After this, we just execute the following command in the folder of WAFW00F:

Now we are ready to use it. First of all, to see which WAFs it can detect we can execute ./wafw00f -l and a list with all the WAFs will appear. To use it, we just type ./wafw00f and the hostname we want to attack. For example:

WAFs Implementations many times has serious problems that can result in bypassing them to execute a real and lethal at- tack in the server, like SQL Injection or XSS. A typical problem with WAFs implementations is using the right rule set. Rule sets have an impact on the function of the Web Applica- tion behind the WAF and many times can block normal requests (false positives), or the rule set needs to be ad- justed and no one did it. Another problem that can arise is in a rule set with exceptions that can result in false nega- tives, which will have as a result the circumvention of the WAF and finally the servers’ application exploitation.

To start bypassing WAFs, let’s see some of the inner functionality of WAFs or what are the steps that a WAF is taking to filter the requests. WAFs filter every incoming request to the web applications. The first step is to run the pre- processor, where WAF decides whether a request will be processed further, or will immediately be stopped. This usu- ally happens in extreme situations when the request is really suspicious. Next, we have the normalization process, where the WAF is standardizing the input. And finally we have the step of Input validation where the WAF is check- ing the user input against policies. After these three steps, and if the request passes it, it is forwarded to the back

The step of Normalization is really important because with the functions that will be used, the writing of rules (as we said earlier) is simplified, and no knowledge about different forms of input is needed. In Image 6, you can see some of the f

unctions that are used in this process.

This step is serious because the attacker doesn’t get to choose what en- codings might be effective. If there is no base64-decoder at the WAF end, for example, performing base64 encoding will achieve nothing. If there is a base64 decoding step, on the other hand, the application should be performing input validation after the decoding has been done. We will examine encryption attack techniques in a later module.

Now, in the Input Validation step, security models exist that define how to enforce policies, which consist of regular expressions. There are three core security models:

·Positive Security Model

·Negative SecurityModel

·Hybrid Security Model

2. Encrypt the payload that you are using. Many times, we will know the way that the WAF can be bypassed, but the payload we have made may keep failing. This is because the filter rules may block our approach.
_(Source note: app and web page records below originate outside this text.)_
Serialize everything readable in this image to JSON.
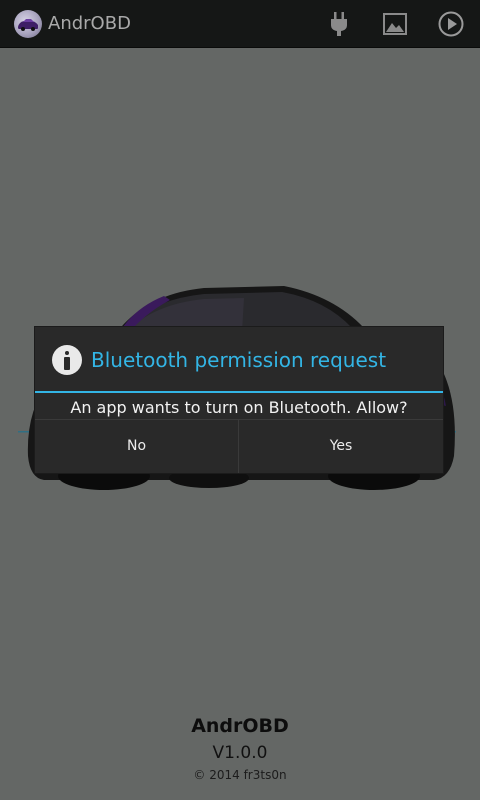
{
  "colors": {
    "background": "#646765",
    "action_bar": "#151716",
    "accent": "#33b5e5",
    "dialog": "#292929",
    "car_accent": "#5a2a8a"
  },
  "action_bar": {
    "title": "AndrOBD",
    "app_icon": "car-logo-icon",
    "actions": [
      {
        "name": "plug-icon"
      },
      {
        "name": "image-icon"
      },
      {
        "name": "play-icon"
      }
    ]
  },
  "illustration": {
    "name": "car-illustration"
  },
  "dialog": {
    "icon": "info-icon",
    "title": "Bluetooth permission request",
    "message": "An app wants to turn on Bluetooth. Allow?",
    "buttons": {
      "no": "No",
      "yes": "Yes"
    }
  },
  "footer": {
    "app_name": "AndrOBD",
    "version": "V1.0.0",
    "copyright": "© 2014 fr3ts0n"
  }
}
We can solve this by encrypting our payload with many ways that we are going to examine in the next module.

*If the payload cannot bypass the WAF, we repeat the flow from step2.

Pre-processor Exploitation Example

As we said, the first step is for the WAF to run the pre-processor, and that is what we are going to exploit now. WAF pre-processor attacks are aimed at trying to obscure or remove an attack payload from a request prior to being proc- essed by a WAF’s rule-sets.

Let’s examine the following vulnerable php code from the PHPIDS open-source WAF:

The vulnerable part of the regex is (?:(.{2,})\1{32,}) and it is located in the ./lib/IDS/Converter.php

file, which contains the IDS_Converter class, which is a collection of pre-processor methods, all of which are executed on input data prior to reaching the filter.

‘ union select password from mySQL.user limit 1 /*

%s%s%s%s%s%s%s%s%s%s%s%s%s%s%s%s%s%s%s%s%s%s%s%s%s%s%s%s%s%s%s%s%s%s%s%s%s%s%s%s%s%s%s%s%s%s%s%s%s%s%s%s%s%s%s%s%s%s%s%s

Path Parameters Exploitation

/myapp/admin.php/xyz?userid=1PAYLOAD

/myapp;param=value/admin.php?userid=1PAYLOAD

/myapp;/admin.php?userid=1PAYLOAD

<Location ~ (?i)^[\x5c/]+myapp(;[^\x5c/]*)?[\x5c/]+admin\.php(;[^\x5c/]*)?> SecRule ARGS:userid “!^\d+$”

Originally published at https://learncybersec.blogspot.com.

Cyber Security Analyst & researcher